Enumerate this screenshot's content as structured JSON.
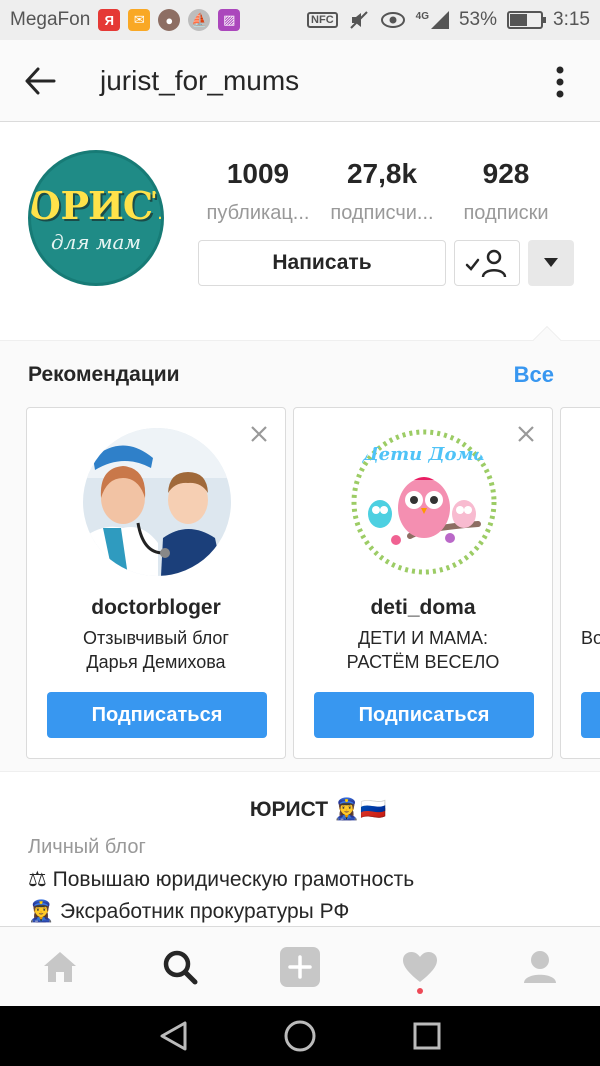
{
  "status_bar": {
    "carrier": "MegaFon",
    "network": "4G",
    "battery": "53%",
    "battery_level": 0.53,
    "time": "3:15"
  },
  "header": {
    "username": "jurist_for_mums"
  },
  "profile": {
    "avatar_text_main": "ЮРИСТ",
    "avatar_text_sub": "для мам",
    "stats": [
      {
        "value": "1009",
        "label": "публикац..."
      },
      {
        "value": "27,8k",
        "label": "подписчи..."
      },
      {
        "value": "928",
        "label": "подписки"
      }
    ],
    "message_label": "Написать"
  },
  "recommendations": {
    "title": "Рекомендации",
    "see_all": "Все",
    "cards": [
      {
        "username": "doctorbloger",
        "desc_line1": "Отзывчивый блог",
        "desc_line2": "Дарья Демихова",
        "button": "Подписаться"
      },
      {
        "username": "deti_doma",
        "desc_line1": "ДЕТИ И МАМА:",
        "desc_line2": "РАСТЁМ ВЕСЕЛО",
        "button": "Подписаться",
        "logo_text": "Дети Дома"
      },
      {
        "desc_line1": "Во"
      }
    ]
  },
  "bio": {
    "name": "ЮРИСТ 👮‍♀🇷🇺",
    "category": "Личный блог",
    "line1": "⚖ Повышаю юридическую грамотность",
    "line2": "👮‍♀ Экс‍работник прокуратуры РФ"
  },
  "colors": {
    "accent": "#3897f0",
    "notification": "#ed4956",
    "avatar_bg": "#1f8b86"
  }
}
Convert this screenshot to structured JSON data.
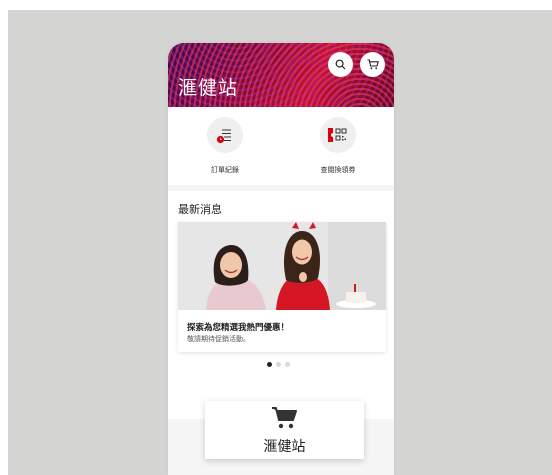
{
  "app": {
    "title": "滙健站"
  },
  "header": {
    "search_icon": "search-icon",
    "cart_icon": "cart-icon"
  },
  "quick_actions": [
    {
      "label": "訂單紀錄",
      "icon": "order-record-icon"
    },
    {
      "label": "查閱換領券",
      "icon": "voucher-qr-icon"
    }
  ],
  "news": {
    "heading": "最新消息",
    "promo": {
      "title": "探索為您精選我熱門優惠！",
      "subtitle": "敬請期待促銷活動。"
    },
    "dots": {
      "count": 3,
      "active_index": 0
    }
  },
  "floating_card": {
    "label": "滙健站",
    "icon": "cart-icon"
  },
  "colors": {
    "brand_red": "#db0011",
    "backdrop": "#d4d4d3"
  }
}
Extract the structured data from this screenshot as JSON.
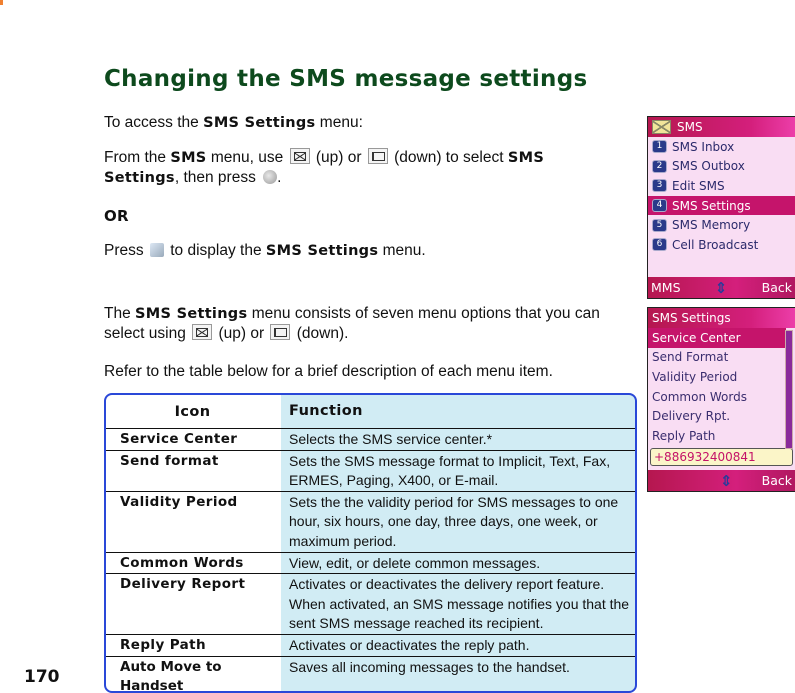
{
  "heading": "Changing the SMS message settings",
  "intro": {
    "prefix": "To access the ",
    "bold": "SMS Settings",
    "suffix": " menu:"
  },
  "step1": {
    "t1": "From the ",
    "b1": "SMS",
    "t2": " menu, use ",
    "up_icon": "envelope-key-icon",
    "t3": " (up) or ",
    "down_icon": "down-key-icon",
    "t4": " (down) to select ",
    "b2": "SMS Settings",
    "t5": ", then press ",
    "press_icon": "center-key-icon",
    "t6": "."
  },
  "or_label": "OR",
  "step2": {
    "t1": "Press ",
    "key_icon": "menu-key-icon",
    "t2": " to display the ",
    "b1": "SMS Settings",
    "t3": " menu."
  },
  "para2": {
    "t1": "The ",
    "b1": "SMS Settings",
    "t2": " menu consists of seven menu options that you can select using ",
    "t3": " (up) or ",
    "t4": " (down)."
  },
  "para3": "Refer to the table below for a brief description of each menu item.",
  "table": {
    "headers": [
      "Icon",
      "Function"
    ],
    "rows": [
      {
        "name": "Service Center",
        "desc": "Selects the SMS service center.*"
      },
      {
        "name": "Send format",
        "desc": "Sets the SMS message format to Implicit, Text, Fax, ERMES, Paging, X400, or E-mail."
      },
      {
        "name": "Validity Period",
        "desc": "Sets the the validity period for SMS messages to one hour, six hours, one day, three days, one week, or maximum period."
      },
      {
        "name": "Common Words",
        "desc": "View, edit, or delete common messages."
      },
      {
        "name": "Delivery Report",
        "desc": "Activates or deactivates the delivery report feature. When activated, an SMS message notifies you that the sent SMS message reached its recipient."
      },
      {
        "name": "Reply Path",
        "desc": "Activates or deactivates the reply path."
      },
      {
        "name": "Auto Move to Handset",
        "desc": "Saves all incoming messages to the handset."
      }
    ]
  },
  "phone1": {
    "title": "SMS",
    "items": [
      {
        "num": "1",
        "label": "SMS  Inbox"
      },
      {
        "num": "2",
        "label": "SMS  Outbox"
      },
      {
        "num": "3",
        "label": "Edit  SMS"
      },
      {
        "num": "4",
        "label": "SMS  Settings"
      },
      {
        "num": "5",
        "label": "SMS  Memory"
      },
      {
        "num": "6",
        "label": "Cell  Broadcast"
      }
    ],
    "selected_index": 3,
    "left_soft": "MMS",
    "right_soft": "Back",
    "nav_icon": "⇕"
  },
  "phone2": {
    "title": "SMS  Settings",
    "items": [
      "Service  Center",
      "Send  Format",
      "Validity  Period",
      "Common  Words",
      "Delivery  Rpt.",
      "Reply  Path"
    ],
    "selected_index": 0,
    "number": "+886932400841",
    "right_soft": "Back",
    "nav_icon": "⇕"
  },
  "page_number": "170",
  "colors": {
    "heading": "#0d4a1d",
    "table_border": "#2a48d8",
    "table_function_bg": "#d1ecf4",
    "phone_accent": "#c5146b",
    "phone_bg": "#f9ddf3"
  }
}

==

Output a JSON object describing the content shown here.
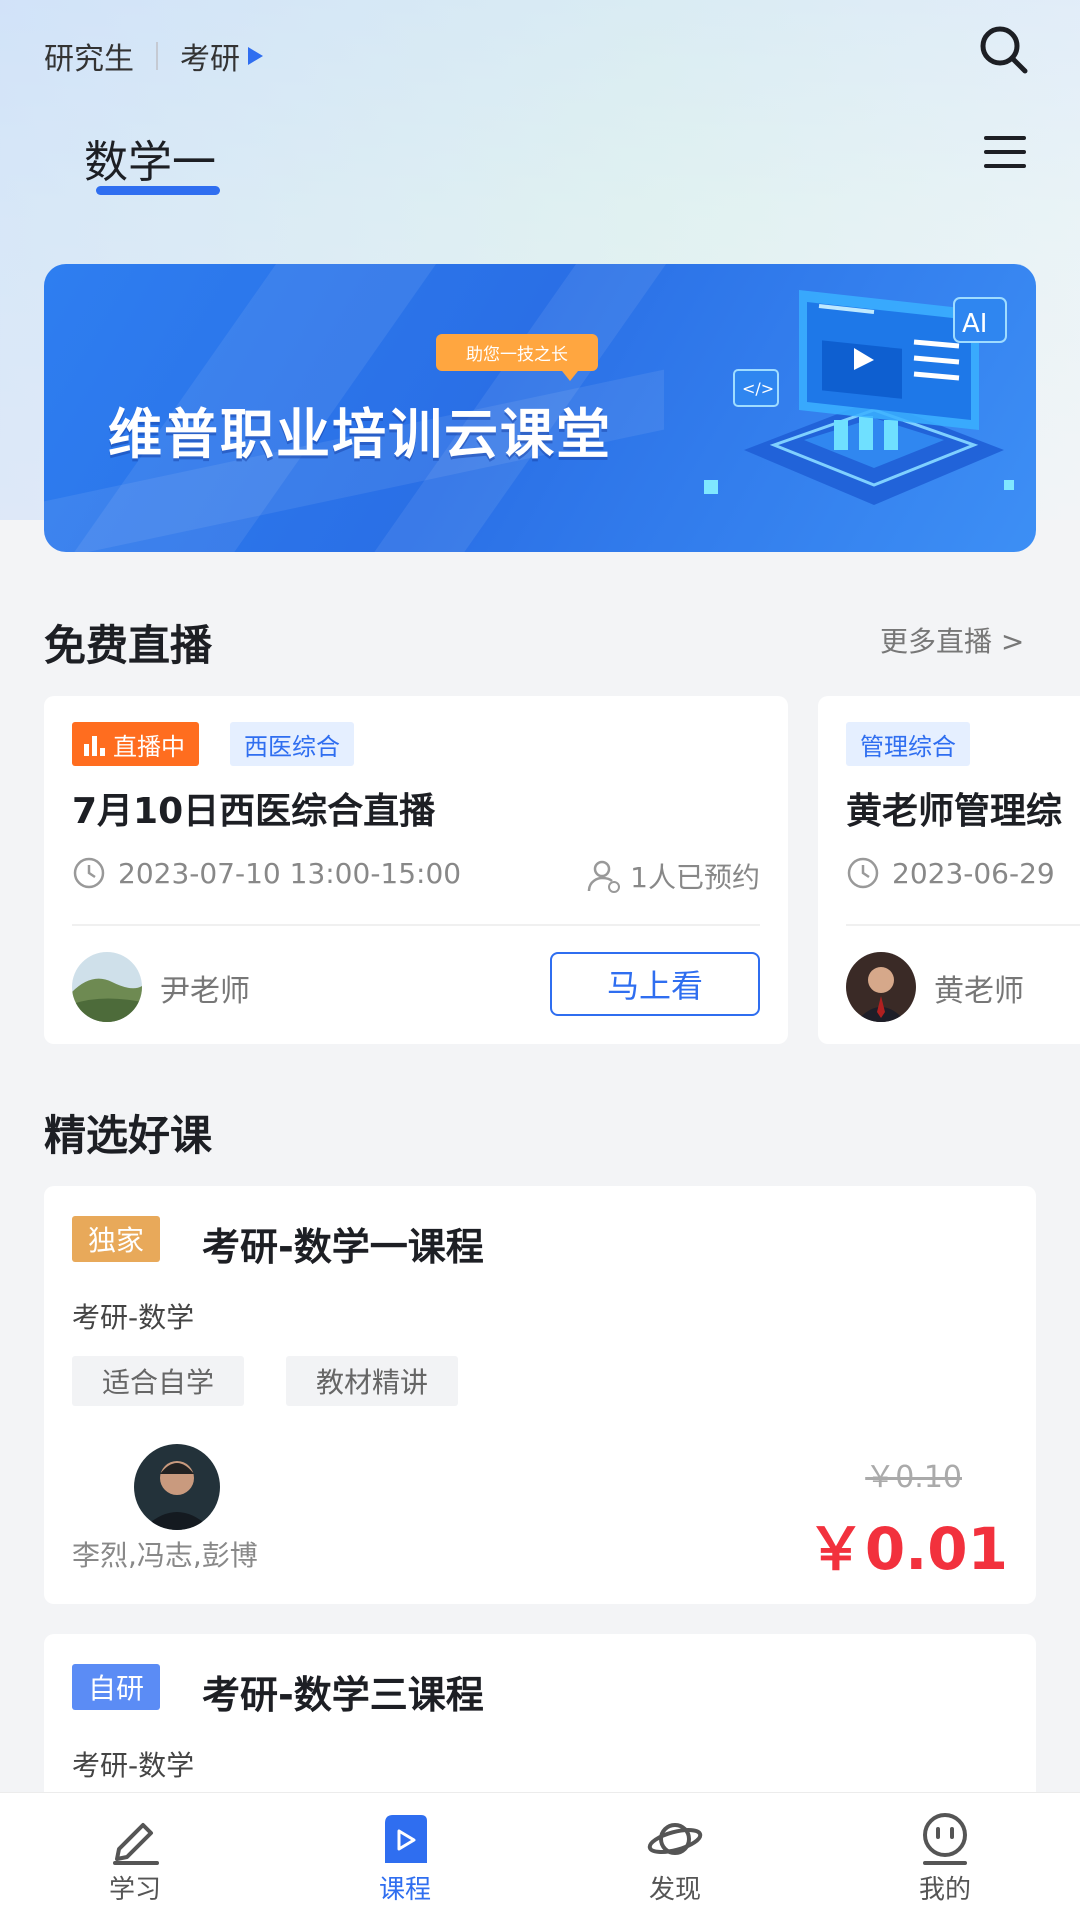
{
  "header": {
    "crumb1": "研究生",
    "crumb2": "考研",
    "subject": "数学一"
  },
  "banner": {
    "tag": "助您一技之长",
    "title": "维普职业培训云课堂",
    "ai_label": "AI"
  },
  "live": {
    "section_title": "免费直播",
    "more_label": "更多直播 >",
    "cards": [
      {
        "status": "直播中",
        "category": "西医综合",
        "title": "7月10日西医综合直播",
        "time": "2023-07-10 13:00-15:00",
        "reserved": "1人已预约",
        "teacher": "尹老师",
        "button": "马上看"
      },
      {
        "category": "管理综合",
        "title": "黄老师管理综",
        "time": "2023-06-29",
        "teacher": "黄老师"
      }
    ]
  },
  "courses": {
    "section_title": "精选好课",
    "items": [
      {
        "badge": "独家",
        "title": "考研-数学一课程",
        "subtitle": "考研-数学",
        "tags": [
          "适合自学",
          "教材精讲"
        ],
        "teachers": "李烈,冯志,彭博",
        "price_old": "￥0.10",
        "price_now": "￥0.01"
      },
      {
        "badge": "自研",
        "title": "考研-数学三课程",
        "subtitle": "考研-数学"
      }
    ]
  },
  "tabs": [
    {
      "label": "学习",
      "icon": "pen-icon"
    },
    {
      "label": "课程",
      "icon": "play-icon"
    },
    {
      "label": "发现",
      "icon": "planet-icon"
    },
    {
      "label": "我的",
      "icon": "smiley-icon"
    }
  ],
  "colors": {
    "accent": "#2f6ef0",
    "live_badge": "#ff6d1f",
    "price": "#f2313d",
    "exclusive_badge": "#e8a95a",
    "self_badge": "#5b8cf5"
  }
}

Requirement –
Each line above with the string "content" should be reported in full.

Reply to the task –
Enumerate this screenshot's content as structured JSON.
Output a JSON object describing the content shown here.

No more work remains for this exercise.